#### EXERCISE DESCRIPTION:
Go through the data and copy each line that holds "Accessibility".

● ● ● ● ●

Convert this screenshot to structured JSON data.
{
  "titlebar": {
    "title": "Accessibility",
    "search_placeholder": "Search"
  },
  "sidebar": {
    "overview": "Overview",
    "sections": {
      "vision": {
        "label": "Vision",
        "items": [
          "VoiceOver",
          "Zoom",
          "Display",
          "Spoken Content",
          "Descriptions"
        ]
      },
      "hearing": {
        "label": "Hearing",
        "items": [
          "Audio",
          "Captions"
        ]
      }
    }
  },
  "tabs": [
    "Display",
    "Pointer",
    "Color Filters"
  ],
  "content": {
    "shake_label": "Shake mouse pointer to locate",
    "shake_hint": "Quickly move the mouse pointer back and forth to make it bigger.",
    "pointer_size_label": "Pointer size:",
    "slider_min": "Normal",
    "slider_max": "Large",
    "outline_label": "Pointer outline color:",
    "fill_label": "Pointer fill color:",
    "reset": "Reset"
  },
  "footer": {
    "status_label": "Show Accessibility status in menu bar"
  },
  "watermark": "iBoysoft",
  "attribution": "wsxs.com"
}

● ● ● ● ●

#### YOUR RESPONSE:
    "title": "Accessibility",
    "status_label": "Show Accessibility status in menu bar"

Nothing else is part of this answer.